We liked the overall design, while wishing manufacturers (Honda!) would realize that any number of rear vision cameras can’t minimize the restrictive aspect of the smallish rear window between rear door and hatch.
Inside, Hyundai’s design efforts are fully credible, with convenient controls occupying an instrument panel of unified design. My aforementioned wife (still just the one…) loved the navigation, while we both enjoyed the intuitive ease with which adjustments to audio and ventilation could be made. It’s a ‘this century’ layout even a guy from the last century can embrace. Front seats, covered in perforated leather, are both comfortable and supportive (‘though don’t go autocrossing), while the split rear seats, divided 40/20/40, can be folded from the cargo area. Imagine…

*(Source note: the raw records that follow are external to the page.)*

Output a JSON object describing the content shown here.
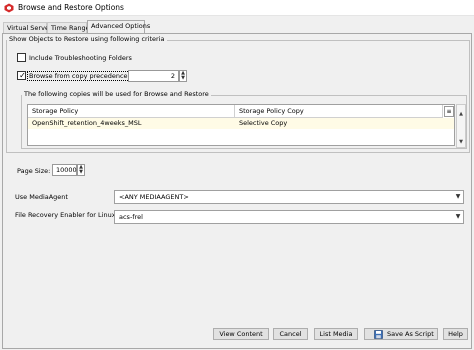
{
  "window": {
    "title": "Browse and Restore Options",
    "icon": "commvault-app-icon"
  },
  "tabs": [
    {
      "label": "Virtual Server"
    },
    {
      "label": "Time Range"
    },
    {
      "label": "Advanced Options",
      "active": true
    }
  ],
  "show_objects": {
    "legend": "Show Objects to Restore using following criteria",
    "include_troubleshooting": {
      "label": "Include Troubleshooting Folders",
      "checked": false
    },
    "browse_from_copy": {
      "label": "Browse from copy precedence:",
      "checked": true,
      "value": "2"
    },
    "copies_group": {
      "legend": "The following copies will be used for Browse and Restore",
      "columns": [
        "Storage Policy",
        "Storage Policy Copy"
      ],
      "rows": [
        [
          "OpenShift_retention_4weeks_MSL",
          "Selective Copy"
        ]
      ]
    }
  },
  "page_size": {
    "label": "Page Size:",
    "value": "10000"
  },
  "media_agent": {
    "label": "Use MediaAgent",
    "value": "<ANY MEDIAAGENT>"
  },
  "file_recovery": {
    "label": "File Recovery Enabler for Linux:",
    "value": "acs-frel"
  },
  "buttons": {
    "view_content": "View Content",
    "cancel": "Cancel",
    "list_media": "List Media",
    "save_as_script": "Save As Script",
    "help": "Help"
  },
  "colors": {
    "accent_red": "#d62a2a",
    "selected_row": "#fffbe6",
    "background": "#f0f0f0"
  }
}
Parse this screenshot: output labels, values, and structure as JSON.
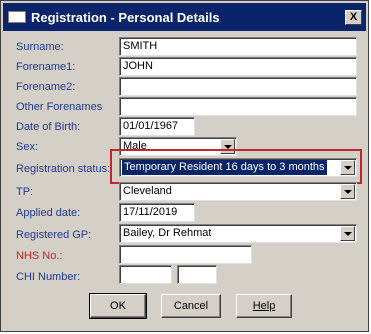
{
  "window": {
    "title": "Registration - Personal Details",
    "close_glyph": "X"
  },
  "form": {
    "surname": {
      "label": "Surname:",
      "value": "SMITH"
    },
    "forename1": {
      "label": "Forename1:",
      "value": "JOHN"
    },
    "forename2": {
      "label": "Forename2:",
      "value": ""
    },
    "other_forenames": {
      "label": "Other Forenames",
      "value": ""
    },
    "dob": {
      "label": "Date of Birth:",
      "value": "01/01/1967"
    },
    "sex": {
      "label": "Sex:",
      "value": "Male"
    },
    "registration_status": {
      "label": "Registration status:",
      "value": "Temporary Resident 16 days to 3 months"
    },
    "tp": {
      "label": "TP:",
      "value": "Cleveland"
    },
    "applied_date": {
      "label": "Applied date:",
      "value": "17/11/2019"
    },
    "registered_gp": {
      "label": "Registered GP:",
      "value": "Bailey, Dr Rehmat"
    },
    "nhs_no": {
      "label": "NHS No.:",
      "value": ""
    },
    "chi_number": {
      "label": "CHI Number:",
      "value_1": "",
      "value_2": ""
    }
  },
  "buttons": {
    "ok": "OK",
    "cancel": "Cancel",
    "help": "Help"
  },
  "colors": {
    "title_bar": "#0a246a",
    "label_text": "#1f3a8f",
    "required_label": "#cc2222",
    "highlight_box": "#c0282d"
  }
}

It’s under the Santa Fe hood where the differentiation is its most stark. The Santa Fe Sport receives one of two powertrains, both of which boast gasoline direct injection (GDI). Standard is the Theta II, a 2.4 liter DOHC four delivering 190 horsepower and 181 lb-ft of torque. With its 6-speed automatic trans it can deliver 22 city, 33 highway and a combined 26 miles-per-gallon with front-wheel drive. The Santa Fe’s sweetspot, however, is occupied by the optional 2.0 liter turbocharged four. With its twin-scroll turbo blowin’ the scene the Santa Fe Sport 2.0T enjoys 264 horsepower and an absolutely sweet 269 lb-ft of torque. Estimated fuel economy is 20/27/22 for the 2.0T with AWD; our mileage, with a spirited combination of stop-go-and-GO, was just over 21. Were fuel efficiency a higher priority, front-wheel drive turbos deliver a 25 combined – and we’d probably get 21.

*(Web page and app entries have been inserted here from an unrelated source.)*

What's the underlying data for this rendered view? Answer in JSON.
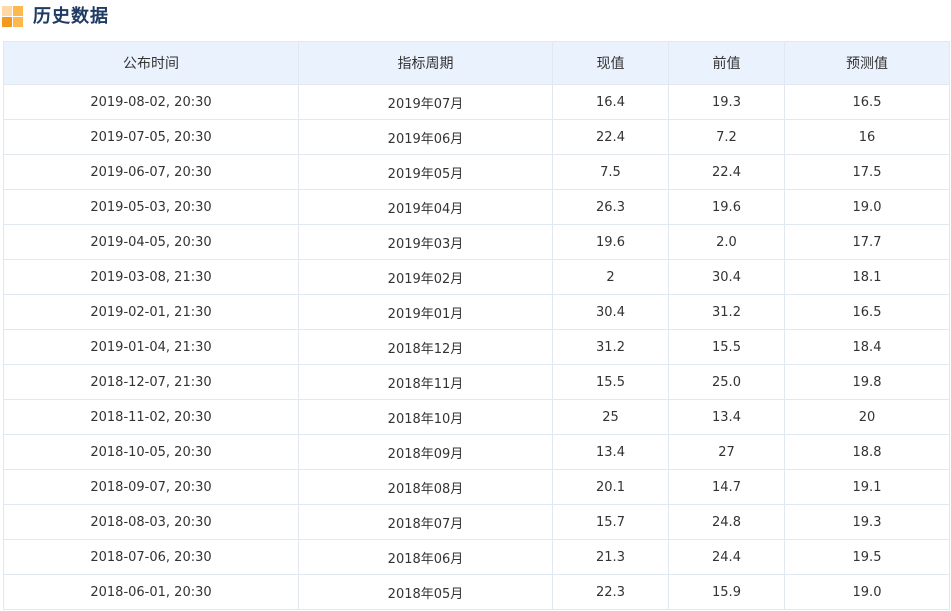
{
  "header": {
    "title": "历史数据",
    "icon": "history-data-icon",
    "icon_colors": [
      "#ffb84d",
      "#f39a1e",
      "#ffd9a3"
    ]
  },
  "table": {
    "columns": [
      "公布时间",
      "指标周期",
      "现值",
      "前值",
      "预测值"
    ],
    "rows": [
      [
        "2019-08-02, 20:30",
        "2019年07月",
        "16.4",
        "19.3",
        "16.5"
      ],
      [
        "2019-07-05, 20:30",
        "2019年06月",
        "22.4",
        "7.2",
        "16"
      ],
      [
        "2019-06-07, 20:30",
        "2019年05月",
        "7.5",
        "22.4",
        "17.5"
      ],
      [
        "2019-05-03, 20:30",
        "2019年04月",
        "26.3",
        "19.6",
        "19.0"
      ],
      [
        "2019-04-05, 20:30",
        "2019年03月",
        "19.6",
        "2.0",
        "17.7"
      ],
      [
        "2019-03-08, 21:30",
        "2019年02月",
        "2",
        "30.4",
        "18.1"
      ],
      [
        "2019-02-01, 21:30",
        "2019年01月",
        "30.4",
        "31.2",
        "16.5"
      ],
      [
        "2019-01-04, 21:30",
        "2018年12月",
        "31.2",
        "15.5",
        "18.4"
      ],
      [
        "2018-12-07, 21:30",
        "2018年11月",
        "15.5",
        "25.0",
        "19.8"
      ],
      [
        "2018-11-02, 20:30",
        "2018年10月",
        "25",
        "13.4",
        "20"
      ],
      [
        "2018-10-05, 20:30",
        "2018年09月",
        "13.4",
        "27",
        "18.8"
      ],
      [
        "2018-09-07, 20:30",
        "2018年08月",
        "20.1",
        "14.7",
        "19.1"
      ],
      [
        "2018-08-03, 20:30",
        "2018年07月",
        "15.7",
        "24.8",
        "19.3"
      ],
      [
        "2018-07-06, 20:30",
        "2018年06月",
        "21.3",
        "24.4",
        "19.5"
      ],
      [
        "2018-06-01, 20:30",
        "2018年05月",
        "22.3",
        "15.9",
        "19.0"
      ]
    ]
  },
  "colors": {
    "header_bg": "#eaf2fd",
    "border": "#e2e8f0",
    "title": "#1f3a63"
  }
}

The Santa Fe’s chassis, featuring MacPherson struts up front and a fully independent multi-link in the rear, provides a predictable menu while delivering a completely unpredictable result. This crossover is planted, with connected steering, composed ride and predictable handling. In bone dry Dallas we didn’t have a chance to test the all-wheel drive capabilities, but can tell you that there was no perceptible torque steer when pulling the gas-powered trigger. Again, we wouldn’t take the Santa Fe Sport autocrossing (for that Hyundai offers its Genesis Coupe or Veloster Turbo), but we’d take it cross-country in a Chevy-inspired heartbeat.
With crossed t’s and dotted i’s, the Santa Fe Sport product team would seem to have done virtually everything to ensure the Santa Fe’s success. We remain slightly puzzled by a window sticker that can stretch to an as-tested $36K (with destination), but then, we’re puzzled by a Ford Edge exceeding $40K or a Cadillac ATS reaching $50,000(!). In short, we’re puzzled – but the frown dissolves with but one push of your right foot and the oh-so-righteous result.